> _Dataset_:

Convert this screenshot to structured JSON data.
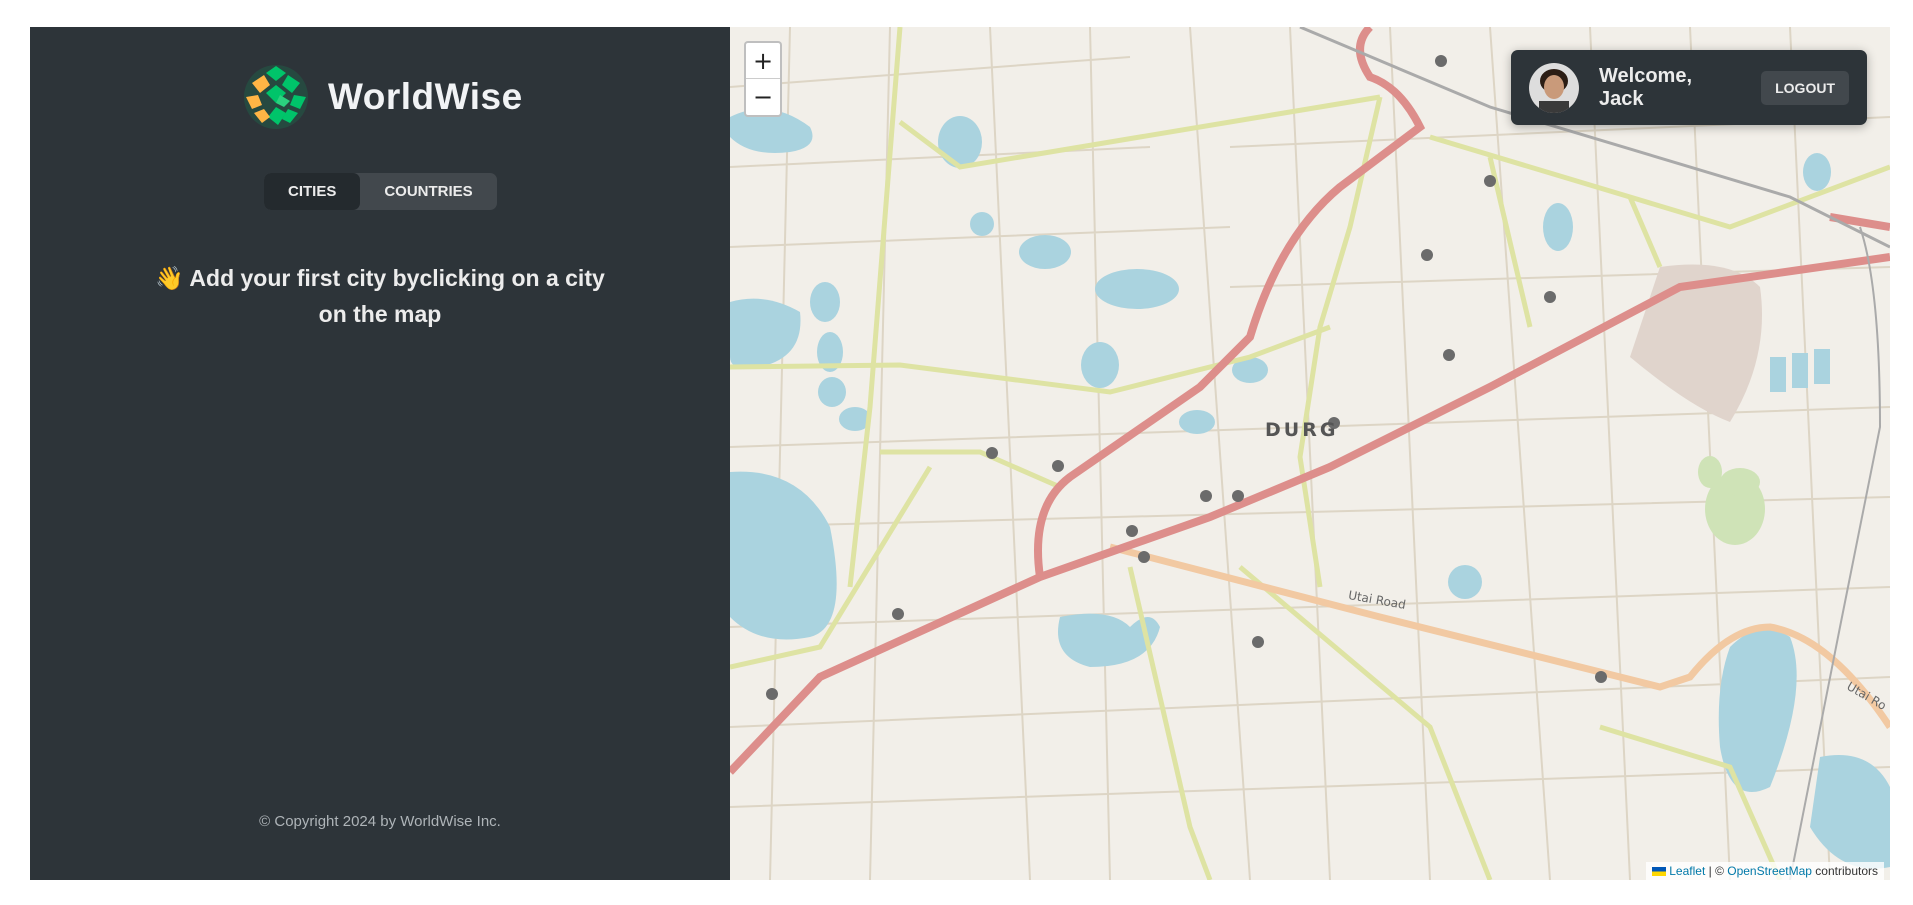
{
  "sidebar": {
    "logo_text": "WorldWise",
    "tabs": [
      {
        "label": "CITIES",
        "active": true
      },
      {
        "label": "COUNTRIES",
        "active": false
      }
    ],
    "message_emoji": "👋",
    "message": "Add your first city byclicking on a city on the map",
    "copyright": "© Copyright 2024 by WorldWise Inc."
  },
  "map": {
    "zoom_in": "+",
    "zoom_out": "−",
    "place_label": "DURG",
    "road_labels": [
      "Utai Road",
      "Utai Ro"
    ],
    "attribution": {
      "leaflet": "Leaflet",
      "separator": " | © ",
      "osm": "OpenStreetMap",
      "suffix": " contributors"
    }
  },
  "user": {
    "welcome": "Welcome, Jack",
    "logout": "LOGOUT"
  },
  "colors": {
    "sidebar_bg": "#2d3439",
    "brand_green": "#00c46a",
    "brand_orange": "#ffb545",
    "map_bg": "#f2efe9",
    "water": "#aad3df",
    "primary_road": "#e8a0a0"
  },
  "icons": [
    "globe-logo-icon",
    "waving-hand-icon",
    "user-avatar-icon",
    "zoom-in-icon",
    "zoom-out-icon",
    "ukraine-flag-icon"
  ]
}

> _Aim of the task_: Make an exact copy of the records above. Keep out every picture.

> _Response to this exercise_:
Convert this screenshot to structured JSON data.
{
  "sidebar": {
    "logo_text": "WorldWise",
    "tabs": [
      {
        "label": "CITIES",
        "active": true
      },
      {
        "label": "COUNTRIES",
        "active": false
      }
    ],
    "message_emoji": "👋",
    "message": "Add your first city byclicking on a city on the map",
    "copyright": "© Copyright 2024 by WorldWise Inc."
  },
  "map": {
    "zoom_in": "+",
    "zoom_out": "−",
    "place_label": "DURG",
    "road_labels": [
      "Utai Road",
      "Utai Ro"
    ],
    "attribution": {
      "leaflet": "Leaflet",
      "separator": " | © ",
      "osm": "OpenStreetMap",
      "suffix": " contributors"
    }
  },
  "user": {
    "welcome": "Welcome, Jack",
    "logout": "LOGOUT"
  },
  "colors": {
    "sidebar_bg": "#2d3439",
    "brand_green": "#00c46a",
    "brand_orange": "#ffb545",
    "map_bg": "#f2efe9",
    "water": "#aad3df",
    "primary_road": "#e8a0a0"
  },
  "icons": [
    "globe-logo-icon",
    "waving-hand-icon",
    "user-avatar-icon",
    "zoom-in-icon",
    "zoom-out-icon",
    "ukraine-flag-icon"
  ]
}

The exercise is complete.